Monday, January 07, 2008

Africa Update #3

I think it's Monday today. Without a normal daily routine, I'm finding it hard to keep track of what day of the week it is. Sorry for the lack of pictures, but I don't have an easy way to upload them right now.

The camping out at a Masaai village was a great experience. The Masaai village was near the top of a small mountain or very large hill. It's probably the most beautiful place I've ever been to. Every direction you looked was just open fields, small patches of trees, and large mountains off in the distance. There was even anactivevolcano visible off in the distance. I know the Masaai have a hard life, but this place looked like paradise.

As I mentioned before, we were bringing a goat to the village as a gift. What I didn't know is they planned on eating it that evening! While we didn't have to join in on the meal (we had brought along our own food as well hired a cook to come along on our trip), we were invited to watch them kill and cook the goat. Being a vegetarian, I had mixed feeling about it, but figured it wasn't an opportunity to miss.

Before it got dark, we first helped gather firewood for the evening. While looking for loose branches among the bushes and small trees, one of the Masaai warriors told us about the various uses of the plants we were encountering. There was the bark from one tree that could be chewed to get moisture when there wasn't any water, some other bark to help with stomach problems, another for aiding in pregnency, some leaves to get put under your arm pits for deoderant, some grass used for making tea, and bunch of other plants I can no longer remember.

Once we gathered enough firewood it was getting dark. We took a break and had a great meal that our cook had prepared. I've been camping many times before, but never had such a great meal. I wish I could hire a cook to come along with me on all my hikes! After our meal, we went to the area where the Masaai were going to kill and cook the goat. Only the Masaai men of a certain age were allowed to attend - the rest of the village would be allowed to come later after the goat was killed and most of it had been eaten.

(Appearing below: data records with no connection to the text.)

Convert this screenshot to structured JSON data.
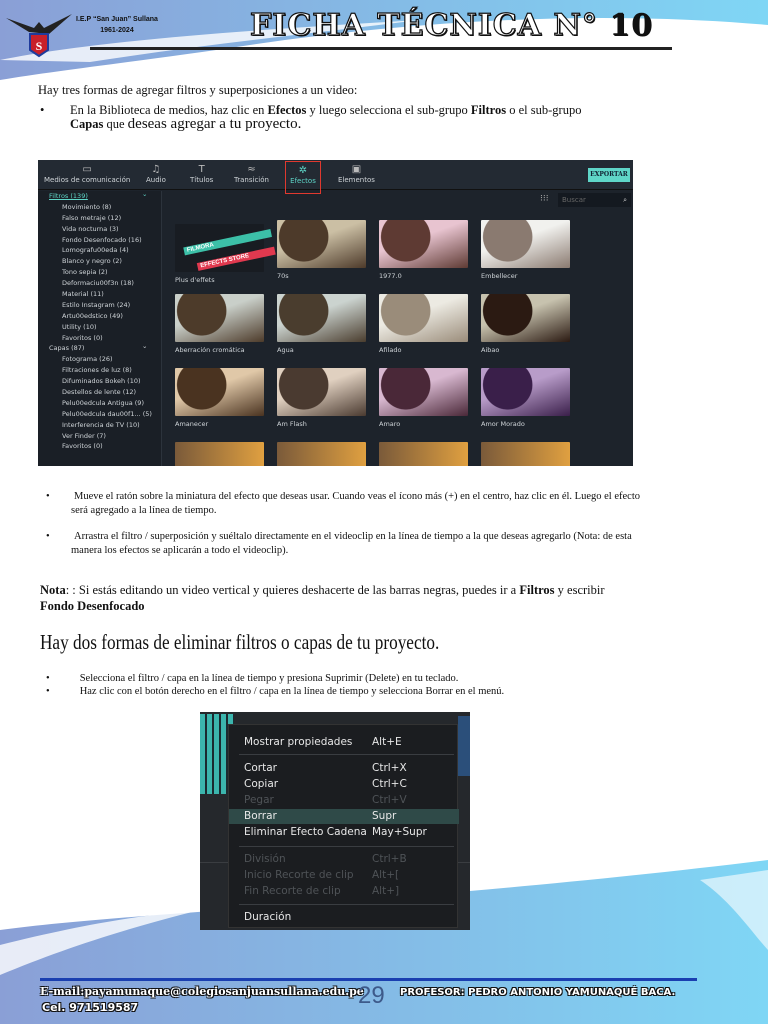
{
  "header": {
    "school": "I.E.P “San Juan”  Sullana",
    "years": "1961-2024",
    "title": "FICHA TÉCNICA N°",
    "number": "10"
  },
  "intro": "Hay tres formas de agregar filtros y superposiciones a un video:",
  "bullet1": {
    "a": "En la Biblioteca de medios, haz clic en ",
    "b": "Efectos",
    "c": " y luego selecciona el sub-grupo ",
    "d": "Filtros",
    "e": " o el sub-grupo ",
    "f": "Capas",
    "g": " que ",
    "h": "deseas agregar a tu proyecto."
  },
  "editor": {
    "toolbar": [
      {
        "icon": "folder-icon",
        "label": "Medios de comunicación"
      },
      {
        "icon": "music-icon",
        "label": "Audio"
      },
      {
        "icon": "text-icon",
        "label": "Títulos"
      },
      {
        "icon": "transition-icon",
        "label": "Transición"
      },
      {
        "icon": "effects-icon",
        "label": "Efectos"
      },
      {
        "icon": "image-icon",
        "label": "Elementos"
      }
    ],
    "export": "EXPORTAR",
    "search_placeholder": "Buscar",
    "sidebar": [
      "Filtros (139)",
      "Movimiento (8)",
      "Falso metraje (12)",
      "Vida nocturna (3)",
      "Fondo Desenfocado (16)",
      "Lomografu00eda (4)",
      "Blanco y negro (2)",
      "Tono sepia (2)",
      "Deformaciu00f3n (18)",
      "Material (11)",
      "Estilo Instagram (24)",
      "Artu00edstico (49)",
      "Utility (10)",
      "Favoritos (0)",
      "Capas (87)",
      "Fotograma (26)",
      "Filtraciones de luz (8)",
      "Difuminados Bokeh (10)",
      "Destellos de lente (12)",
      "Pelu00edcula Antigua (9)",
      "Pelu00edcula dau00f1... (5)",
      "Interferencia de TV (10)",
      "Ver Finder (7)",
      "Favoritos (0)"
    ],
    "store_banner": [
      "FILMORA",
      "EFFECTS STORE"
    ],
    "thumbs": [
      "Plus d'effets",
      "70s",
      "1977.0",
      "Embellecer",
      "Aberración cromática",
      "Agua",
      "Afilado",
      "Aibao",
      "Amanecer",
      "Am Flash",
      "Amaro",
      "Amor Morado"
    ]
  },
  "bullet2": "Mueve el ratón sobre la miniatura del efecto que deseas usar. Cuando veas el ícono más (+) en el centro, haz clic en él. Luego el efecto será agregado a la línea de tiempo.",
  "bullet3": "Arrastra el filtro / superposición y suéltalo directamente en el videoclip en la línea de tiempo a la que deseas agregarlo (Nota: de esta manera los efectos se aplicarán a todo el videoclip).",
  "note": {
    "label": "Nota",
    "a": ": : Si estás editando un video vertical y quieres deshacerte de las barras negras, puedes ir a ",
    "b": "Filtros",
    "c": " y escribir ",
    "d": "Fondo  Desenfocado"
  },
  "heading2": "Hay dos formas de eliminar filtros o capas de tu proyecto.",
  "bullet4": "Selecciona el filtro / capa en la línea de tiempo y presiona Suprimir (Delete) en tu teclado.",
  "bullet5": "Haz clic con el botón derecho en el filtro / capa en la línea de tiempo y selecciona Borrar en el menú.",
  "menu": [
    {
      "label": "Mostrar propiedades",
      "key": "Alt+E"
    },
    {
      "label": "Cortar",
      "key": "Ctrl+X"
    },
    {
      "label": "Copiar",
      "key": "Ctrl+C"
    },
    {
      "label": "Pegar",
      "key": "Ctrl+V"
    },
    {
      "label": "Borrar",
      "key": "Supr"
    },
    {
      "label": "Eliminar Efecto Cadena",
      "key": "May+Supr"
    },
    {
      "label": "División",
      "key": "Ctrl+B"
    },
    {
      "label": "Inicio Recorte de clip",
      "key": "Alt+["
    },
    {
      "label": "Fin Recorte de clip",
      "key": "Alt+]"
    },
    {
      "label": "Duración",
      "key": ""
    }
  ],
  "footer": {
    "email": "E-mail:payamunaque@colegiosanjuansullana.edu.pe",
    "cel": "Cel. 971519587",
    "page": "29",
    "teacher": "PROFESOR: PEDRO ANTONIO YAMUNAQUÉ BACA."
  }
}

For killing the goat, they layed out a bunch of leafy branches from a bush and then forced the goat to lay down on it. Then, while one warrior held the goat down, the other covered it's nose and held its mouth shut. After a minute or so, the goat had been suffocated. Then, the warriors began to remove the goat's skin. I won't go into all the details, but nothing from the goat was wasted. For example, after removing all the goat's organs, they even drank the remaining blood that had pooled up in the chest cavity. (Sorry, I didn't take any pictures of the whole goat killing and eating business.) After the Masaai had their goat dinner, they performed some tradition songs and dances around the fire. After the singing and dancing, we headed to our tents for the night.

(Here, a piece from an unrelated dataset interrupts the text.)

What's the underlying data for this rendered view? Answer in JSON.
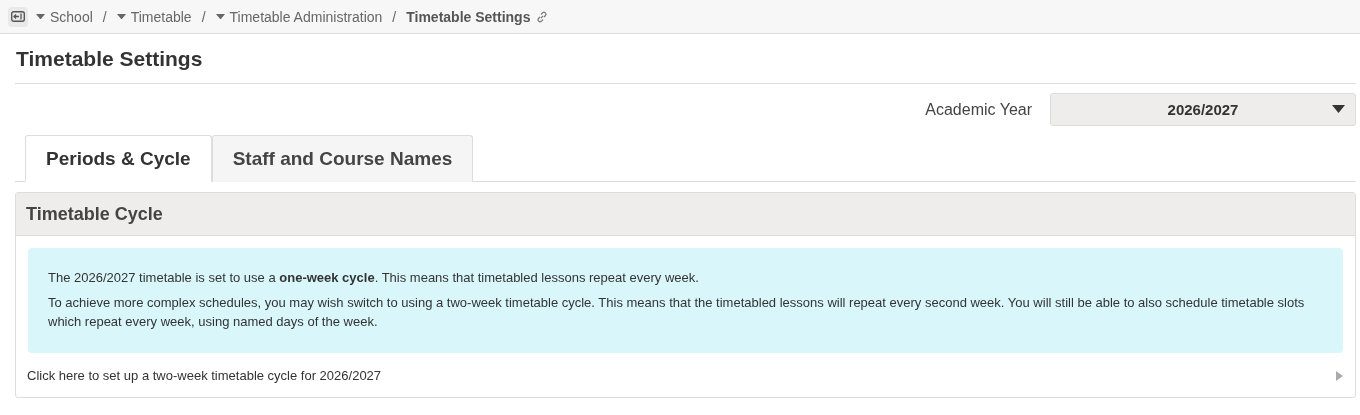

We set up our tents a few hundred feet from the village huts. It was quite windy up there on the hilltop, and it got windier and windier as the night progressed. I have never before been in a tent in such strong wind. It was so windy that the tent poles were being flexed enough to force the roof of the tent down into my face as I tried to sleep. I occasionally felt like I was going to be slowly suffocated like the goat. Fortuntely, all our tents held together and no one flew off the mountain during the night.

In the morning we went for a hike further up the mountain to an area where the Masaai gather water. Along the way we stopped at a different Masaai village and were invited in to have some tea in one of the huts. Once we got to the water source, we were shown how they can make a fire using just two sticks and a bit of donkey dung. We also got a lesson on throwing a Masaai spear and got to each take our turn doing some target practice. We then headed back to camp, presented some more gifts to the village and then headed back to Arusha.

All in all, it was a great experience visiting the village. It really made it clear how little one needs to survive in the world.